My husband and I both work the earth with our bare hands. We dig into the dirt and spread it around underneath our hands. The feel of the earth increases the sense of God’s wonder and magnificance. The cool promise of prepared soil. There is also such a deep sense of childhood in planting flowers and vegetables. Our daughter loves to play in the dirt, and it appears, so do my husband and I. To me it is a reminder of innocence and it brings tremendous peace and joy. Our fearless daughter will search the newly tilled garden for worms. She likes to watch them wriggle and will pick them up and squeal with delight. Being outside and working in our suburban garden truly helps me to hear God. I may not have been consciously focused on Him the whole time, but afterwards I know that He is with me as I play in His creation.

Gardening not only brings me closer to the One who created me, but also, gives my husband, daughter, and me a closer bond. Our daughter has already helped us plant the spring and summer gardens this year. She is already cultivating a love for things that grow. She wants to be a part of our work and the rewards that come. It can be a challenge for a three year old to be patient enough to wait for each seed to go in the ground. We may get some peas in our potatoes this year. She has already experienced our harvests of kale and bok choy. Somewhere she remembers the sweetness of summer ripe tomatoes growing on the vine. Since she could walk, she has gone out to the garden each summer and feasted on deep red tomatoes while standing, juice driving down her face and arms, while her feet feel cool dirt.

Not everyone enjoys gardening, as a few of my friends have joked in horror at my love of dirt. But, for us, it deepens our Catholic Faith to be working in God’s earth. To help in His creation. To pray for our crops and rain through the intercession of St. Isidore the Farmer and St. Francis of Assisi. It is a reminder that all comes from Him. We got that reminder when we lost every single one of our 48 broccoli plants this spring because of a very cold April. He gives and takes away, always showing us the path to holiness.

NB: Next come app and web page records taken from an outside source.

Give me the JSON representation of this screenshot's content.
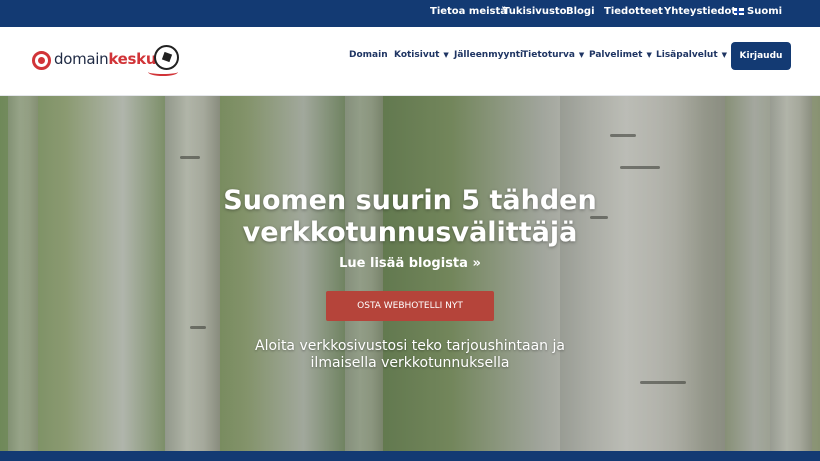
{
  "topbar": {
    "links": [
      "Tietoa meistä",
      "Tukisivusto",
      "Blogi",
      "Tiedotteet",
      "Yhteystiedot"
    ],
    "language": "Suomi"
  },
  "header": {
    "logo": {
      "prefix": "domain",
      "brand": "keskus"
    },
    "nav": [
      "Domain",
      "Kotisivut",
      "Jälleenmyynti",
      "Tietoturva",
      "Palvelimet",
      "Lisäpalvelut"
    ],
    "login": "Kirjaudu"
  },
  "hero": {
    "title_line1": "Suomen suurin 5 tähden",
    "title_line2": "verkkotunnusvälittäjä",
    "blog_link": "Lue lisää blogista »",
    "cta": "OSTA WEBHOTELLI NYT",
    "subtitle_line1": "Aloita verkkosivustosi teko tarjoushintaan ja",
    "subtitle_line2": "ilmaisella verkkotunnuksella"
  },
  "colors": {
    "topbar": "#133a73",
    "cta": "#b5443a",
    "accent": "#d13438"
  }
}
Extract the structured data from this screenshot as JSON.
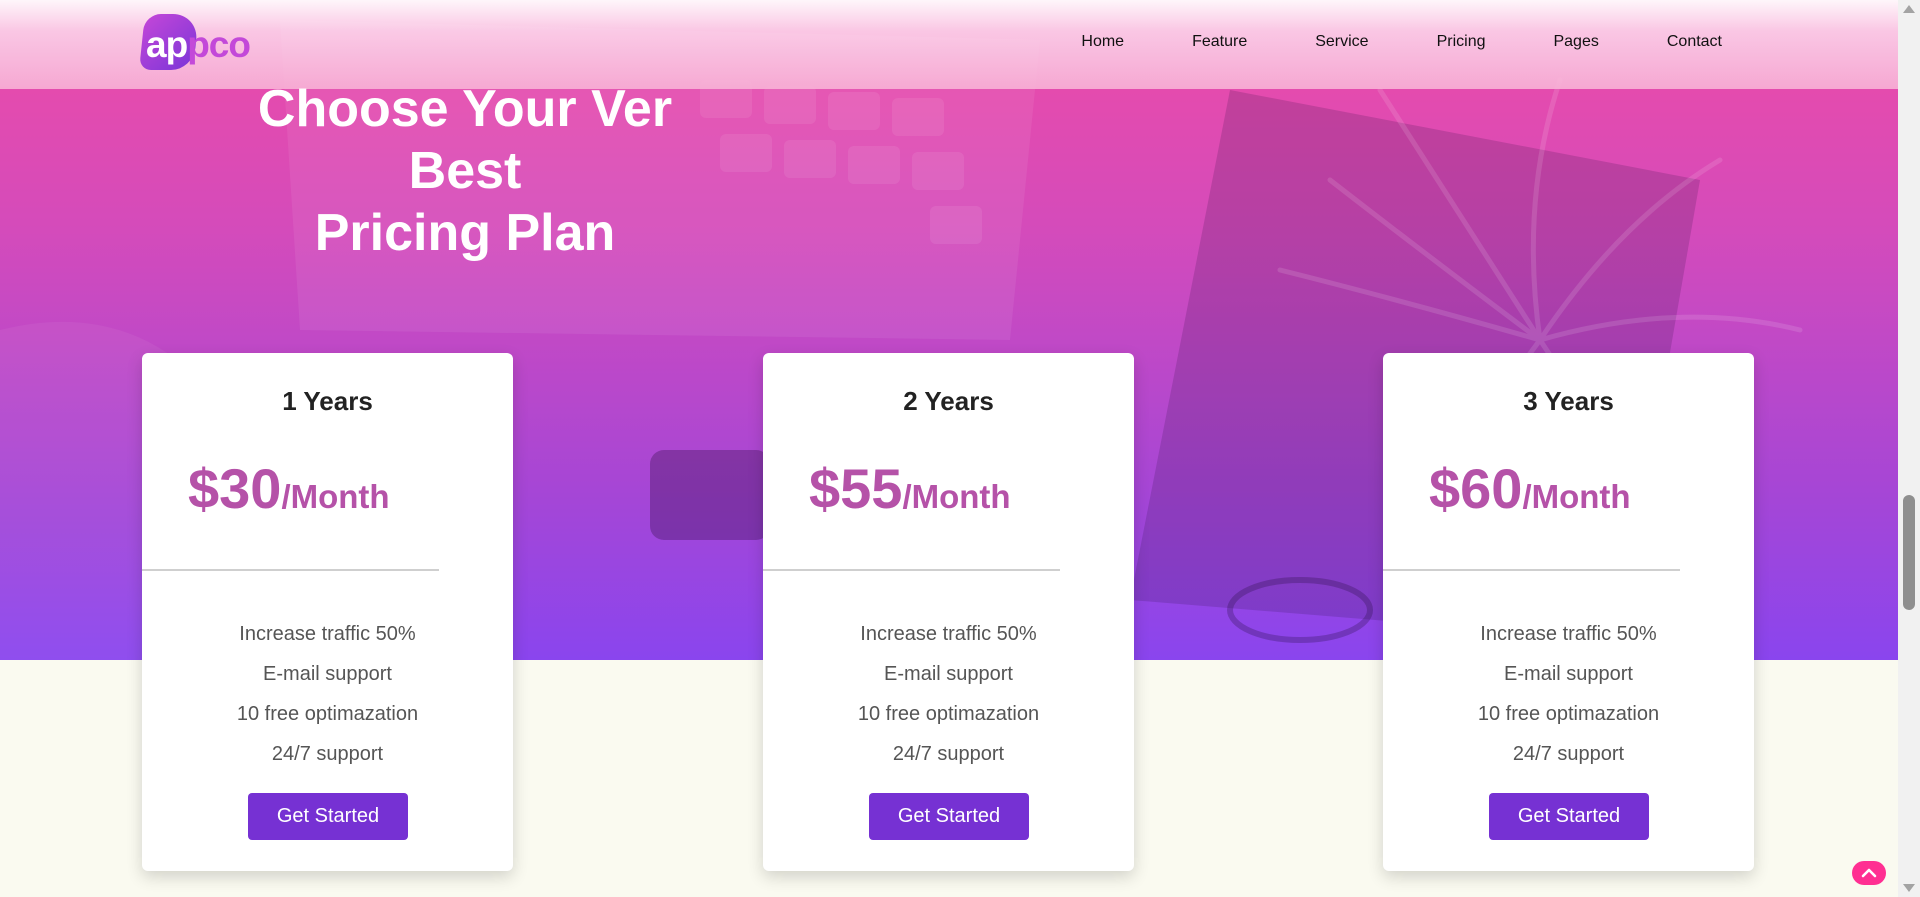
{
  "brand": {
    "logo_a": "ap",
    "logo_b": "pco"
  },
  "nav": {
    "items": [
      "Home",
      "Feature",
      "Service",
      "Pricing",
      "Pages",
      "Contact"
    ]
  },
  "hero": {
    "title_lines": [
      "Choose Your Ver",
      "Best",
      "Pricing Plan"
    ]
  },
  "plans": [
    {
      "duration": "1 Years",
      "price": "$30",
      "period": "/Month",
      "features": [
        "Increase traffic 50%",
        "E-mail support",
        "10 free optimazation",
        "24/7 support"
      ],
      "button": "Get Started"
    },
    {
      "duration": "2 Years",
      "price": "$55",
      "period": "/Month",
      "features": [
        "Increase traffic 50%",
        "E-mail support",
        "10 free optimazation",
        "24/7 support"
      ],
      "button": "Get Started"
    },
    {
      "duration": "3 Years",
      "price": "$60",
      "period": "/Month",
      "features": [
        "Increase traffic 50%",
        "E-mail support",
        "10 free optimazation",
        "24/7 support"
      ],
      "button": "Get Started"
    }
  ],
  "colors": {
    "accent": "#7631d3",
    "price": "#b552a8",
    "brand_pink": "#ff2f92",
    "hero_top": "#ee4ba6",
    "hero_bottom": "#8a45ee"
  },
  "icons": {
    "scroll_top": "chevron-up-icon"
  }
}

We don’t always understand the work he is doing in us, but we continue moving on. We plant again in faith. I pray that this summer Our Lord may grant you abundant harvests and beautiful flowers to marvel at each day.